For all these reasons, I love poker. But after years of being in the industry and seeing the dark side of the game and the lifestyle, I can’t escape the feeling that poker has turned from a rather small and secluded social problem to a HUGE social vice. Each day, the majority of the hundreds of thousands of real money players online will lose money. Unlike other forms of accepted social vices, none of that money is going to taxes to support schools. Very little of it is even going to minority of payers who CAN beat the game. Aucun, the majority of the money in poker is going into the offshore bank accounts of the operators who have succeeded where I had failed a decade ago.
Being a highly-televised poker player, I often wonder how many college kids out there have dropped out of school because they were inspired by ESPN footage of The Crew. Et maintenant, long busted, are grinding away at a crappy job and trying to scrap together their next microroll. There’s bound to be a few… when you’re dealing with very small percentages of very large numbers, the result is still pretty daunting.
I’m convinced that in the future, we will see a fundamental change in the way online poker is played. I believe that poker will become a game where it’s impossible to lose. But at the same time, it will be possible to win much more than it is now. This will become possible because free poker sites will continue to develop and will eventually capture the market. It is already the case that there is a much higher percentage of free money poker players than real money payers online.
As free poker sites get better at figuring out how to convert their free poker player traffic into real money, they will eventually be able to offer higher potential rewards than real money cardrooms. I don’t believe that any of these sites will be making money off of a “membership fee”, which for now seems to be the trend. In my opinion, that really isn’t changing the fact that the site is a gambling site at all… it’s just a gambling site which imposes a very low loss-limit.
This type of membership-based cardroom is a step in the right direction, Bien que. I’ve already even joined the boat by converting one of my poker domain names into an NLOP skin. The site is called PokerZero.com. Check it out to see an example of where I think poker is going. And if you want to get inside my head a little more, please check out my blog at DutchBoyd.com.
Dutch Boyd is a professional poker player with close to $2 million in lifetime winnings. Dutch won his world series of poker event in a $2500 six-handed NL event in 2006. Away from the tables, he is a domainer and web developer and is constantly buying and selling poker domain names and websites. He also occasionally does work as a consultant and is also available for speaking engagements and offering expert witness testimony.

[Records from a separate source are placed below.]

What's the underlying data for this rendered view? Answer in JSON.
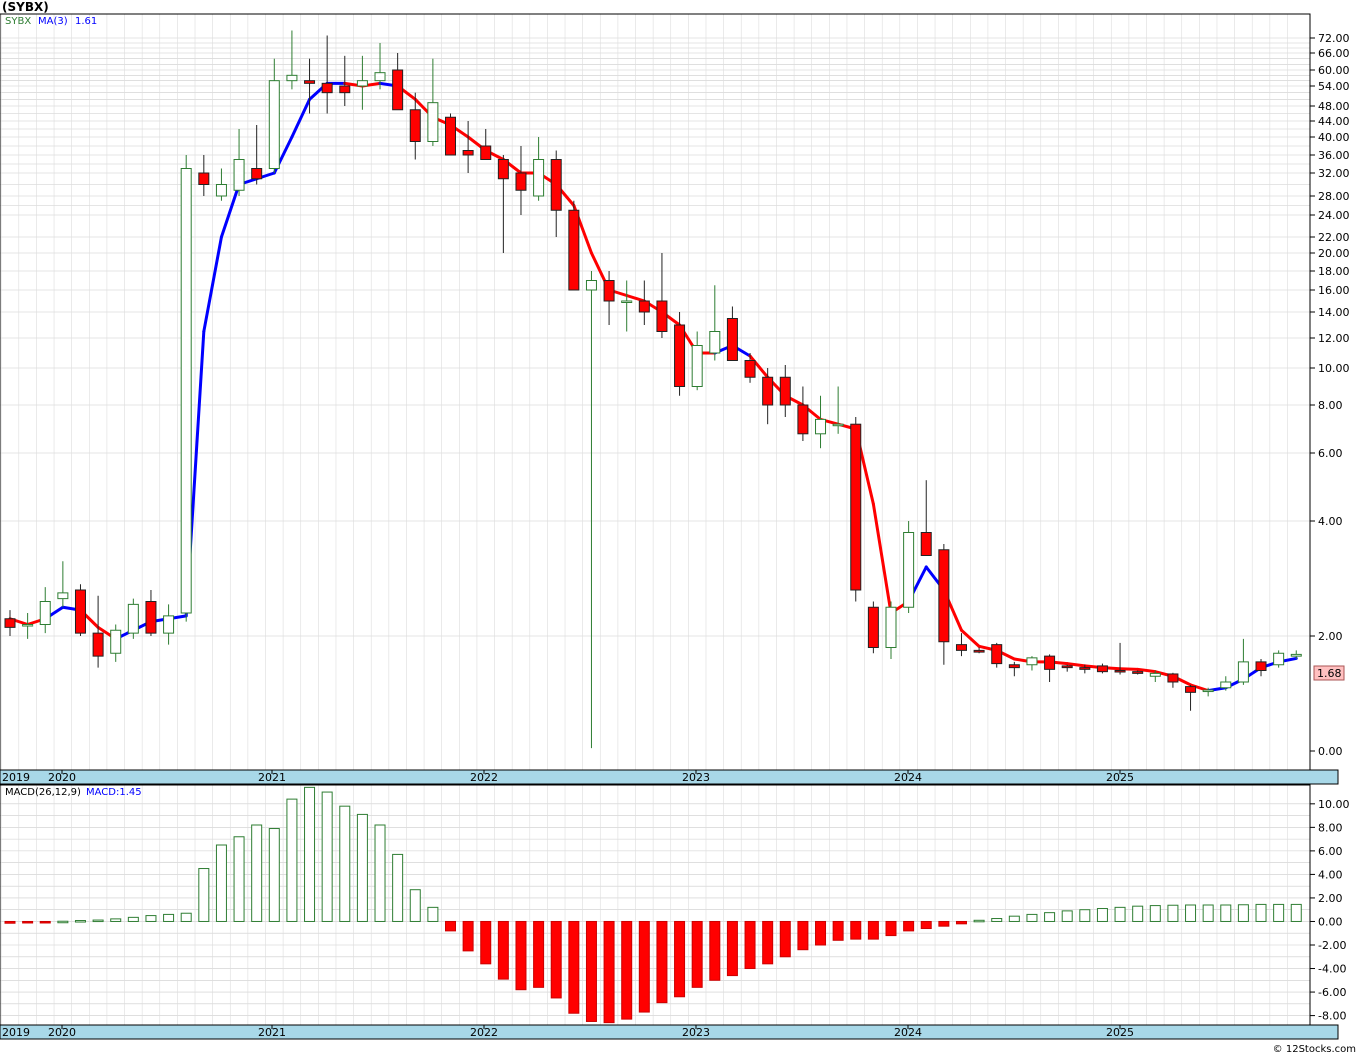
{
  "header": {
    "title": "(SYBX)"
  },
  "footer": {
    "copyright": "© 12Stocks.com"
  },
  "colors": {
    "up": "#2e7d32",
    "down": "#ff0000",
    "ma_up": "#0000ff",
    "ma_down": "#ff0000",
    "price_tag_bg": "#ffc0c0",
    "axis_band": "#a8d8e8",
    "grid": "#cccccc"
  },
  "chart_data": [
    {
      "type": "candlestick",
      "legend_symbol": "SYBX",
      "legend_ma_label": "MA(3)",
      "legend_ma_value": "1.61",
      "last_price_label": "1.68",
      "y_tick_labels": [
        "72.00",
        "66.00",
        "60.00",
        "54.00",
        "48.00",
        "44.00",
        "40.00",
        "36.00",
        "32.00",
        "28.00",
        "24.00",
        "22.00",
        "20.00",
        "18.00",
        "16.00",
        "14.00",
        "12.00",
        "10.00",
        "8.00",
        "6.00",
        "4.00",
        "2.00",
        "0.00"
      ],
      "x_tick_labels": [
        "2019",
        "2020",
        "2021",
        "2022",
        "2023",
        "2024",
        "2025"
      ],
      "grid": true,
      "candles": [
        {
          "o": 2.3,
          "h": 2.45,
          "l": 2.0,
          "c": 2.15
        },
        {
          "o": 2.18,
          "h": 2.4,
          "l": 1.95,
          "c": 2.2
        },
        {
          "o": 2.2,
          "h": 2.85,
          "l": 2.05,
          "c": 2.6
        },
        {
          "o": 2.65,
          "h": 3.3,
          "l": 2.5,
          "c": 2.75
        },
        {
          "o": 2.8,
          "h": 2.9,
          "l": 2.0,
          "c": 2.05
        },
        {
          "o": 2.05,
          "h": 2.7,
          "l": 1.45,
          "c": 1.65
        },
        {
          "o": 1.7,
          "h": 2.2,
          "l": 1.55,
          "c": 2.1
        },
        {
          "o": 2.05,
          "h": 2.65,
          "l": 1.95,
          "c": 2.55
        },
        {
          "o": 2.6,
          "h": 2.8,
          "l": 2.0,
          "c": 2.05
        },
        {
          "o": 2.05,
          "h": 2.55,
          "l": 1.85,
          "c": 2.35
        },
        {
          "o": 2.4,
          "h": 36,
          "l": 2.25,
          "c": 33
        },
        {
          "o": 32,
          "h": 36,
          "l": 28,
          "c": 30
        },
        {
          "o": 28,
          "h": 33,
          "l": 27,
          "c": 30
        },
        {
          "o": 29,
          "h": 42,
          "l": 28,
          "c": 35
        },
        {
          "o": 33,
          "h": 43,
          "l": 30,
          "c": 31
        },
        {
          "o": 33,
          "h": 64,
          "l": 32,
          "c": 56
        },
        {
          "o": 56,
          "h": 75,
          "l": 53,
          "c": 58
        },
        {
          "o": 56,
          "h": 64,
          "l": 46,
          "c": 55
        },
        {
          "o": 55,
          "h": 73,
          "l": 46,
          "c": 52
        },
        {
          "o": 54,
          "h": 65,
          "l": 48,
          "c": 52
        },
        {
          "o": 54,
          "h": 65,
          "l": 47,
          "c": 56
        },
        {
          "o": 56,
          "h": 70,
          "l": 53,
          "c": 59
        },
        {
          "o": 60,
          "h": 66,
          "l": 47,
          "c": 47
        },
        {
          "o": 47,
          "h": 52,
          "l": 35,
          "c": 39
        },
        {
          "o": 39,
          "h": 64,
          "l": 38,
          "c": 49
        },
        {
          "o": 45,
          "h": 46,
          "l": 36,
          "c": 36
        },
        {
          "o": 37,
          "h": 44,
          "l": 32,
          "c": 36
        },
        {
          "o": 38,
          "h": 42,
          "l": 35,
          "c": 35
        },
        {
          "o": 35,
          "h": 36,
          "l": 20,
          "c": 31
        },
        {
          "o": 32,
          "h": 38,
          "l": 24,
          "c": 29
        },
        {
          "o": 28,
          "h": 40,
          "l": 27,
          "c": 35
        },
        {
          "o": 35,
          "h": 37,
          "l": 22,
          "c": 25
        },
        {
          "o": 25,
          "h": 27,
          "l": 16,
          "c": 16
        },
        {
          "o": 16,
          "h": 18,
          "l": 0.05,
          "c": 17
        },
        {
          "o": 17,
          "h": 18,
          "l": 13,
          "c": 15
        },
        {
          "o": 15,
          "h": 17,
          "l": 12.5,
          "c": 15
        },
        {
          "o": 15,
          "h": 17,
          "l": 13,
          "c": 14
        },
        {
          "o": 15,
          "h": 20,
          "l": 12,
          "c": 12.5
        },
        {
          "o": 13,
          "h": 14,
          "l": 8.5,
          "c": 9
        },
        {
          "o": 9,
          "h": 12.5,
          "l": 8.8,
          "c": 11.5
        },
        {
          "o": 11,
          "h": 16.5,
          "l": 10.5,
          "c": 12.5
        },
        {
          "o": 13.5,
          "h": 14.5,
          "l": 10.5,
          "c": 10.5
        },
        {
          "o": 10.5,
          "h": 11,
          "l": 9.2,
          "c": 9.5
        },
        {
          "o": 9.5,
          "h": 10,
          "l": 7.2,
          "c": 8
        },
        {
          "o": 9.5,
          "h": 10.2,
          "l": 7.5,
          "c": 8
        },
        {
          "o": 8,
          "h": 9,
          "l": 6.5,
          "c": 6.8
        },
        {
          "o": 6.8,
          "h": 8.5,
          "l": 6.2,
          "c": 7.4
        },
        {
          "o": 7.2,
          "h": 9,
          "l": 6.8,
          "c": 7.2
        },
        {
          "o": 7.2,
          "h": 7.5,
          "l": 2.6,
          "c": 2.8
        },
        {
          "o": 2.5,
          "h": 2.6,
          "l": 1.7,
          "c": 1.8
        },
        {
          "o": 1.8,
          "h": 2.6,
          "l": 1.6,
          "c": 2.5
        },
        {
          "o": 2.5,
          "h": 4,
          "l": 2.4,
          "c": 3.8
        },
        {
          "o": 3.8,
          "h": 5.2,
          "l": 3.6,
          "c": 3.4
        },
        {
          "o": 3.5,
          "h": 3.6,
          "l": 1.5,
          "c": 1.9
        },
        {
          "o": 1.85,
          "h": 2.05,
          "l": 1.65,
          "c": 1.75
        },
        {
          "o": 1.75,
          "h": 1.8,
          "l": 1.7,
          "c": 1.72
        },
        {
          "o": 1.85,
          "h": 1.88,
          "l": 1.45,
          "c": 1.52
        },
        {
          "o": 1.5,
          "h": 1.55,
          "l": 1.3,
          "c": 1.45
        },
        {
          "o": 1.5,
          "h": 1.65,
          "l": 1.4,
          "c": 1.62
        },
        {
          "o": 1.65,
          "h": 1.68,
          "l": 1.2,
          "c": 1.42
        },
        {
          "o": 1.48,
          "h": 1.5,
          "l": 1.38,
          "c": 1.45
        },
        {
          "o": 1.45,
          "h": 1.5,
          "l": 1.35,
          "c": 1.42
        },
        {
          "o": 1.48,
          "h": 1.52,
          "l": 1.35,
          "c": 1.38
        },
        {
          "o": 1.4,
          "h": 1.88,
          "l": 1.33,
          "c": 1.38
        },
        {
          "o": 1.38,
          "h": 1.4,
          "l": 1.33,
          "c": 1.35
        },
        {
          "o": 1.3,
          "h": 1.4,
          "l": 1.2,
          "c": 1.35
        },
        {
          "o": 1.34,
          "h": 1.36,
          "l": 1.1,
          "c": 1.2
        },
        {
          "o": 1.12,
          "h": 1.15,
          "l": 0.7,
          "c": 1.02
        },
        {
          "o": 1.05,
          "h": 1.1,
          "l": 0.95,
          "c": 1.06
        },
        {
          "o": 1.1,
          "h": 1.3,
          "l": 1.05,
          "c": 1.2
        },
        {
          "o": 1.2,
          "h": 1.95,
          "l": 1.15,
          "c": 1.55
        },
        {
          "o": 1.55,
          "h": 1.6,
          "l": 1.3,
          "c": 1.4
        },
        {
          "o": 1.5,
          "h": 1.75,
          "l": 1.45,
          "c": 1.7
        },
        {
          "o": 1.65,
          "h": 1.75,
          "l": 1.6,
          "c": 1.68
        }
      ],
      "ma3": [
        2.3,
        2.2,
        2.3,
        2.5,
        2.45,
        2.15,
        1.95,
        2.1,
        2.25,
        2.3,
        2.35,
        12.5,
        22,
        30,
        31,
        32,
        40,
        50,
        55,
        55,
        54,
        55,
        54,
        50,
        45,
        43,
        40,
        37,
        35,
        32,
        32,
        30,
        26,
        20,
        16,
        15.5,
        15,
        14,
        13,
        11,
        11,
        11.5,
        10.8,
        9.5,
        8.5,
        8,
        7.4,
        7.2,
        7.0,
        4.5,
        2.4,
        2.6,
        3.2,
        2.8,
        2.1,
        1.82,
        1.75,
        1.6,
        1.55,
        1.55,
        1.52,
        1.48,
        1.45,
        1.43,
        1.42,
        1.38,
        1.3,
        1.15,
        1.05,
        1.1,
        1.25,
        1.45,
        1.55,
        1.61
      ],
      "ma_dir": [
        "down",
        "down",
        "up",
        "up",
        "down",
        "down",
        "up",
        "up",
        "up",
        "up",
        "up",
        "up",
        "up",
        "up",
        "up",
        "up",
        "up",
        "up",
        "up",
        "down",
        "down",
        "up",
        "down",
        "down",
        "down",
        "down",
        "down",
        "down",
        "down",
        "down",
        "down",
        "down",
        "down",
        "down",
        "down",
        "down",
        "down",
        "down",
        "down",
        "down",
        "up",
        "up",
        "down",
        "down",
        "down",
        "down",
        "down",
        "down",
        "down",
        "down",
        "down",
        "up",
        "up",
        "down",
        "down",
        "down",
        "down",
        "down",
        "down",
        "down",
        "down",
        "down",
        "down",
        "down",
        "down",
        "down",
        "down",
        "down",
        "up",
        "up",
        "up",
        "up",
        "up",
        "up"
      ]
    },
    {
      "type": "bar",
      "legend_label": "MACD(26,12,9)",
      "legend_value_label": "MACD:1.45",
      "y_tick_labels": [
        "10.00",
        "8.00",
        "6.00",
        "4.00",
        "2.00",
        "0.00",
        "-2.00",
        "-4.00",
        "-6.00",
        "-8.00"
      ],
      "x_tick_labels": [
        "2019",
        "2020",
        "2021",
        "2022",
        "2023",
        "2024",
        "2025"
      ],
      "ylim": [
        -8.8,
        11.6
      ],
      "values": [
        -0.15,
        -0.12,
        -0.1,
        0.02,
        0.08,
        0.12,
        0.22,
        0.35,
        0.5,
        0.6,
        0.7,
        4.5,
        6.5,
        7.2,
        8.2,
        7.9,
        10.4,
        11.4,
        11.0,
        9.8,
        9.1,
        8.2,
        5.7,
        2.7,
        1.2,
        -0.8,
        -2.5,
        -3.6,
        -4.9,
        -5.8,
        -5.6,
        -6.5,
        -7.8,
        -8.5,
        -8.6,
        -8.3,
        -7.7,
        -6.9,
        -6.4,
        -5.6,
        -5.0,
        -4.6,
        -4.0,
        -3.6,
        -3.0,
        -2.4,
        -2.0,
        -1.6,
        -1.5,
        -1.5,
        -1.2,
        -0.8,
        -0.6,
        -0.4,
        -0.2,
        0.1,
        0.25,
        0.45,
        0.6,
        0.75,
        0.9,
        1.0,
        1.1,
        1.2,
        1.3,
        1.35,
        1.38,
        1.4,
        1.4,
        1.4,
        1.42,
        1.45,
        1.45,
        1.45
      ]
    }
  ]
}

Dutch was born in Warrensburg, Missouri and raised in Columbia (home to three other WSOP bracelet winners). He graduated from Mizzou’s law school in 1999 at the age of 18. He currently lives in Las Vegas with his girlfriend, Michele.